And when we consider forgiveness. Do I forgive because I’ve been forgiven by God? Do I forgive when and because I’ve been forgiven by others? Do I forgive simply because I believe that others have done the very best they could? And not when I suspect there’s been some intentional slighting? Or do I hold a grudge because others have held grudges against me? And do we remember that not forgiving others, is like drinking poison and waiting for them to take sick.

As we navigate our way through Lent, I invite us to consider how, what we do, can help God’s Kingdom emerge into Heaven on Earth.

The dollars I give to someone who’s begging for alms at an intersection, may be used for beer instead of for food –– but if I give it as gift, I really have no say in how it’s used; I am though, “putting out into creation” an energy which may make it easier for others to give. And perhaps then over time for laws to be changed which will eliminate the need to seek alms by providing employment for all, or mental health and other care for those who need it.

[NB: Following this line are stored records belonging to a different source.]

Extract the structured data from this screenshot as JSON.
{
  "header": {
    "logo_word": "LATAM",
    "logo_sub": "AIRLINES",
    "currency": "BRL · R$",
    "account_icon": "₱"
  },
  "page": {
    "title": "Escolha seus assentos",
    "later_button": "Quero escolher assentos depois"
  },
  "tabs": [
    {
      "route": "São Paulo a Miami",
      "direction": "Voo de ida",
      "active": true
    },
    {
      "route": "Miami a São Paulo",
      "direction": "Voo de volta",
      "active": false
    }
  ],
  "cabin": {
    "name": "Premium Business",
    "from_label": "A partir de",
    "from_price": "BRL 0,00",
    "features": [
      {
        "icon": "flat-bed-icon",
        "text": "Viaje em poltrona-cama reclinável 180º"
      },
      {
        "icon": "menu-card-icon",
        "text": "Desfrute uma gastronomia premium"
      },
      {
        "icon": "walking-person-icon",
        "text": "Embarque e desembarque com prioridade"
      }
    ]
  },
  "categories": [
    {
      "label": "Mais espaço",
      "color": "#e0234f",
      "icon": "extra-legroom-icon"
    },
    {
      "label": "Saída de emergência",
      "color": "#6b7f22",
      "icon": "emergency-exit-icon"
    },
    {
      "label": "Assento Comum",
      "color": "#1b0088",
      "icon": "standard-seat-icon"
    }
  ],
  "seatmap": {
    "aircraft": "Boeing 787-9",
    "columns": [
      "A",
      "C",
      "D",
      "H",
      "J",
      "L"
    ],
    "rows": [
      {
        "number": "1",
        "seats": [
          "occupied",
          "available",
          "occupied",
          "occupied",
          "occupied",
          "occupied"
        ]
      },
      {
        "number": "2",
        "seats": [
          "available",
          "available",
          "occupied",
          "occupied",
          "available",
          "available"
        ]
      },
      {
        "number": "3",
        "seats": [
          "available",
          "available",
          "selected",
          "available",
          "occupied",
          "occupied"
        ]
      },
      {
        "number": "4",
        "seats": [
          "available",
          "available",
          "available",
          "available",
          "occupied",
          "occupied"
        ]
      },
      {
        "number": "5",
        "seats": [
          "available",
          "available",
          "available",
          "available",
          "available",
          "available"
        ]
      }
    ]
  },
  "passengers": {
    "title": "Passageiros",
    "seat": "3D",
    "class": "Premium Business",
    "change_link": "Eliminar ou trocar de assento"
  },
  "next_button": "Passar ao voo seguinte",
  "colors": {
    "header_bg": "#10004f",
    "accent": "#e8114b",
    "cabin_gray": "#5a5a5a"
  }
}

I am choosing to be part of God’s plan for all of creation when I help those who have no clout and can give me nothing in return. And that energy, that ethos radiates out via Spirit, into the collective consciousness of creation, and has the potential to change others’ hearts and minds. It is an ethos which is more aligned with generosity and God’s abundance than with greed and fear.

I can choose to be more vulnerable. To acknowledge when I’m wrong or have jumped to some conclusion. To stop believing that my opinions are facts. To be more aware when I’m projecting “my stuff” on to some situation or on to someone else. To keep from believing that what’s important to me is equally important to everyone else. To keep from believing that others ought to drive the way I drive.

But maybe, perhaps mostly, I can try to remember that even though my sins are like mountains and my good deeds are like small pebbles, I could not be loved by God any more than God already loves me. And then share that love with every single one of my neighbors (and here’s a hint you already know: that’s everyone).

About the author: The Rev. Mike Wernick

The Rev. Mike Wernick is a second-career Episcopal priest who grew up in a Reform Jewish family. He relishes his role as the Ecumenical and Inter-Religious Officer for two dioceses and affirms all faith traditions (he has this idea that diversity was never intended to be divisive). He serves on several diocesan and synod committees, including the ELCA N/W Lower Michigan Synod’s Task Force on Sexual Orientation and Gender Identity; and in July 2020, he finished a two-year practicum to become a Spiritual Director.